» **What is expected**:
Each entry needs to be copied exactly, with nothing left out.

» **Given information**:
***
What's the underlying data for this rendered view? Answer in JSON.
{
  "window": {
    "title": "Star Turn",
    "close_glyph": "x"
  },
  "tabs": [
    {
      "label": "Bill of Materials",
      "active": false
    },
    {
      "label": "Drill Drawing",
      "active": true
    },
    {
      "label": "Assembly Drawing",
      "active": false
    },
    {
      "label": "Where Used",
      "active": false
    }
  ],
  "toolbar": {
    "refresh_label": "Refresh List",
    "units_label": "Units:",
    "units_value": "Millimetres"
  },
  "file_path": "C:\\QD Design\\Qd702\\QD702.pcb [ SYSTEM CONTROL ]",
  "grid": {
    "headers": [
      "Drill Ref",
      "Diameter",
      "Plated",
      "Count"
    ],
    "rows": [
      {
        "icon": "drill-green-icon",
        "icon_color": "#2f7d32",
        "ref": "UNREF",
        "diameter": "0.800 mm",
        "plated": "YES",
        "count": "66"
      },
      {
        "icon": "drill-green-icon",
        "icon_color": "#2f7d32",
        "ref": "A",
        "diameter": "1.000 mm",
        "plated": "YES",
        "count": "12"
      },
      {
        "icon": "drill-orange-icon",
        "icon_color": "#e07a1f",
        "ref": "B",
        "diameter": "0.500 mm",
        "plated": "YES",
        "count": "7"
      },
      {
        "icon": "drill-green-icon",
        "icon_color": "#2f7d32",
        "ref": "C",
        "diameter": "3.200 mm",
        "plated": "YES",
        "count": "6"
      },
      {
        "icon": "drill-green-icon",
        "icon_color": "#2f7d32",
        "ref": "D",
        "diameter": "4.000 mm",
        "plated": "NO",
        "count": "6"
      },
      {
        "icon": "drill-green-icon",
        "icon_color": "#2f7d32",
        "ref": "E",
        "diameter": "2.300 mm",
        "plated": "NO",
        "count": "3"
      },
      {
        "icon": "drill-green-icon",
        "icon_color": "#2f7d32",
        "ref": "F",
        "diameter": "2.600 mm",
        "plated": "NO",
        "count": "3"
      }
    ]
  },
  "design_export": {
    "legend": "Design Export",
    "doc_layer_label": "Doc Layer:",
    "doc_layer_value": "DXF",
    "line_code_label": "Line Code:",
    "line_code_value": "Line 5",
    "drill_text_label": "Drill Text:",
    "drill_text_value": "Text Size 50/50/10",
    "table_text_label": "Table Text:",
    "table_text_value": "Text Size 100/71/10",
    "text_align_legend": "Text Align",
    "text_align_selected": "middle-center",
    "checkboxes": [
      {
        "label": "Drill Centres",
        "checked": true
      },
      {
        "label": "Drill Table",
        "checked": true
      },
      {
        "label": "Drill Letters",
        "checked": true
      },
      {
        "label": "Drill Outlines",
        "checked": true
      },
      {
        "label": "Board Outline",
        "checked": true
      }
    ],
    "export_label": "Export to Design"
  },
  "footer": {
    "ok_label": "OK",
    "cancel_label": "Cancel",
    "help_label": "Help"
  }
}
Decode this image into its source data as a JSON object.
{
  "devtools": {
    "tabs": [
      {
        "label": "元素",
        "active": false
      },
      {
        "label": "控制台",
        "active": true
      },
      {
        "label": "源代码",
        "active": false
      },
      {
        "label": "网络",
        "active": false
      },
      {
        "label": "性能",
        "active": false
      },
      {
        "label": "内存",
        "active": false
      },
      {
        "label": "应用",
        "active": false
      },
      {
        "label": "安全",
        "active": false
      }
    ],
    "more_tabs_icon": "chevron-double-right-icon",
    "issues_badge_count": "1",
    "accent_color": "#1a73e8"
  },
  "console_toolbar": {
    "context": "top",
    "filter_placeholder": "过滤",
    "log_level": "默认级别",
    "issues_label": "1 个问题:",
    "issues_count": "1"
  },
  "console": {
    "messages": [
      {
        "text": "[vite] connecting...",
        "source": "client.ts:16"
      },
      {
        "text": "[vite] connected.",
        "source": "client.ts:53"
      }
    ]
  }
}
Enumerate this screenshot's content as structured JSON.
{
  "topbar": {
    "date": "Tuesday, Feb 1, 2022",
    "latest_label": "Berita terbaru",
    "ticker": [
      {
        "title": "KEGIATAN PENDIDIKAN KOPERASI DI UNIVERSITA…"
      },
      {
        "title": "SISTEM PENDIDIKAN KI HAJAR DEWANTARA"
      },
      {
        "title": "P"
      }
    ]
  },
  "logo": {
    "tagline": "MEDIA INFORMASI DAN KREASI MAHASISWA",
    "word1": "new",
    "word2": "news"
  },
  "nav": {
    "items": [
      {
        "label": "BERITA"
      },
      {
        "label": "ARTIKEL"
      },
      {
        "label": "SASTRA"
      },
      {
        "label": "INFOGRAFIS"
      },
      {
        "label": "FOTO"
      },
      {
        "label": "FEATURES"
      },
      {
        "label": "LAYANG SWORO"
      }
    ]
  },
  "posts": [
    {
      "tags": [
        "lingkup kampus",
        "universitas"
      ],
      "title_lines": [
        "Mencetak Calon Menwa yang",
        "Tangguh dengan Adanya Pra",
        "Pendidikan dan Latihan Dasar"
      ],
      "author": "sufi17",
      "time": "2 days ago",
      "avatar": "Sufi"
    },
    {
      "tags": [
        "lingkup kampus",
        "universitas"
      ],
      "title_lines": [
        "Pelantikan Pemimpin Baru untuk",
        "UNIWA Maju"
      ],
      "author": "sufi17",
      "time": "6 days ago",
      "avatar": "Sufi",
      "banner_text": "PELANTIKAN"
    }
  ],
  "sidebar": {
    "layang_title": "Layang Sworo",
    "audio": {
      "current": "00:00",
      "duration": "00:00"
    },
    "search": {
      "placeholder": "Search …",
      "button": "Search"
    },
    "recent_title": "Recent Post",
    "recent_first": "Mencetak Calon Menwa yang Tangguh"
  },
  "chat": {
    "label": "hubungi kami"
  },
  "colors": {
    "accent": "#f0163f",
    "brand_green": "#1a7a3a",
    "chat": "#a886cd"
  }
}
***
» **Task output**:
What's the underlying data for this rendered view? Answer in JSON.
{
  "window": {
    "title": "Star Turn",
    "close_glyph": "x"
  },
  "tabs": [
    {
      "label": "Bill of Materials",
      "active": false
    },
    {
      "label": "Drill Drawing",
      "active": true
    },
    {
      "label": "Assembly Drawing",
      "active": false
    },
    {
      "label": "Where Used",
      "active": false
    }
  ],
  "toolbar": {
    "refresh_label": "Refresh List",
    "units_label": "Units:",
    "units_value": "Millimetres"
  },
  "file_path": "C:\\QD Design\\Qd702\\QD702.pcb [ SYSTEM CONTROL ]",
  "grid": {
    "headers": [
      "Drill Ref",
      "Diameter",
      "Plated",
      "Count"
    ],
    "rows": [
      {
        "icon": "drill-green-icon",
        "icon_color": "#2f7d32",
        "ref": "UNREF",
        "diameter": "0.800 mm",
        "plated": "YES",
        "count": "66"
      },
      {
        "icon": "drill-green-icon",
        "icon_color": "#2f7d32",
        "ref": "A",
        "diameter": "1.000 mm",
        "plated": "YES",
        "count": "12"
      },
      {
        "icon": "drill-orange-icon",
        "icon_color": "#e07a1f",
        "ref": "B",
        "diameter": "0.500 mm",
        "plated": "YES",
        "count": "7"
      },
      {
        "icon": "drill-green-icon",
        "icon_color": "#2f7d32",
        "ref": "C",
        "diameter": "3.200 mm",
        "plated": "YES",
        "count": "6"
      },
      {
        "icon": "drill-green-icon",
        "icon_color": "#2f7d32",
        "ref": "D",
        "diameter": "4.000 mm",
        "plated": "NO",
        "count": "6"
      },
      {
        "icon": "drill-green-icon",
        "icon_color": "#2f7d32",
        "ref": "E",
        "diameter": "2.300 mm",
        "plated": "NO",
        "count": "3"
      },
      {
        "icon": "drill-green-icon",
        "icon_color": "#2f7d32",
        "ref": "F",
        "diameter": "2.600 mm",
        "plated": "NO",
        "count": "3"
      }
    ]
  },
  "design_export": {
    "legend": "Design Export",
    "doc_layer_label": "Doc Layer:",
    "doc_layer_value": "DXF",
    "line_code_label": "Line Code:",
    "line_code_value": "Line 5",
    "drill_text_label": "Drill Text:",
    "drill_text_value": "Text Size 50/50/10",
    "table_text_label": "Table Text:",
    "table_text_value": "Text Size 100/71/10",
    "text_align_legend": "Text Align",
    "text_align_selected": "middle-center",
    "checkboxes": [
      {
        "label": "Drill Centres",
        "checked": true
      },
      {
        "label": "Drill Table",
        "checked": true
      },
      {
        "label": "Drill Letters",
        "checked": true
      },
      {
        "label": "Drill Outlines",
        "checked": true
      },
      {
        "label": "Board Outline",
        "checked": true
      }
    ],
    "export_label": "Export to Design"
  },
  "footer": {
    "ok_label": "OK",
    "cancel_label": "Cancel",
    "help_label": "Help"
  }
}
Decode this image into its source data as a JSON object.
{
  "devtools": {
    "tabs": [
      {
        "label": "元素",
        "active": false
      },
      {
        "label": "控制台",
        "active": true
      },
      {
        "label": "源代码",
        "active": false
      },
      {
        "label": "网络",
        "active": false
      },
      {
        "label": "性能",
        "active": false
      },
      {
        "label": "内存",
        "active": false
      },
      {
        "label": "应用",
        "active": false
      },
      {
        "label": "安全",
        "active": false
      }
    ],
    "more_tabs_icon": "chevron-double-right-icon",
    "issues_badge_count": "1",
    "accent_color": "#1a73e8"
  },
  "console_toolbar": {
    "context": "top",
    "filter_placeholder": "过滤",
    "log_level": "默认级别",
    "issues_label": "1 个问题:",
    "issues_count": "1"
  },
  "console": {
    "messages": [
      {
        "text": "[vite] connecting...",
        "source": "client.ts:16"
      },
      {
        "text": "[vite] connected.",
        "source": "client.ts:53"
      }
    ]
  }
}
Enumerate this screenshot's content as structured JSON.
{
  "topbar": {
    "date": "Tuesday, Feb 1, 2022",
    "latest_label": "Berita terbaru",
    "ticker": [
      {
        "title": "KEGIATAN PENDIDIKAN KOPERASI DI UNIVERSITA…"
      },
      {
        "title": "SISTEM PENDIDIKAN KI HAJAR DEWANTARA"
      },
      {
        "title": "P"
      }
    ]
  },
  "logo": {
    "tagline": "MEDIA INFORMASI DAN KREASI MAHASISWA",
    "word1": "new",
    "word2": "news"
  },
  "nav": {
    "items": [
      {
        "label": "BERITA"
      },
      {
        "label": "ARTIKEL"
      },
      {
        "label": "SASTRA"
      },
      {
        "label": "INFOGRAFIS"
      },
      {
        "label": "FOTO"
      },
      {
        "label": "FEATURES"
      },
      {
        "label": "LAYANG SWORO"
      }
    ]
  },
  "posts": [
    {
      "tags": [
        "lingkup kampus",
        "universitas"
      ],
      "title_lines": [
        "Mencetak Calon Menwa yang",
        "Tangguh dengan Adanya Pra",
        "Pendidikan dan Latihan Dasar"
      ],
      "author": "sufi17",
      "time": "2 days ago",
      "avatar": "Sufi"
    },
    {
      "tags": [
        "lingkup kampus",
        "universitas"
      ],
      "title_lines": [
        "Pelantikan Pemimpin Baru untuk",
        "UNIWA Maju"
      ],
      "author": "sufi17",
      "time": "6 days ago",
      "avatar": "Sufi",
      "banner_text": "PELANTIKAN"
    }
  ],
  "sidebar": {
    "layang_title": "Layang Sworo",
    "audio": {
      "current": "00:00",
      "duration": "00:00"
    },
    "search": {
      "placeholder": "Search …",
      "button": "Search"
    },
    "recent_title": "Recent Post",
    "recent_first": "Mencetak Calon Menwa yang Tangguh"
  },
  "chat": {
    "label": "hubungi kami"
  },
  "colors": {
    "accent": "#f0163f",
    "brand_green": "#1a7a3a",
    "chat": "#a886cd"
  }
}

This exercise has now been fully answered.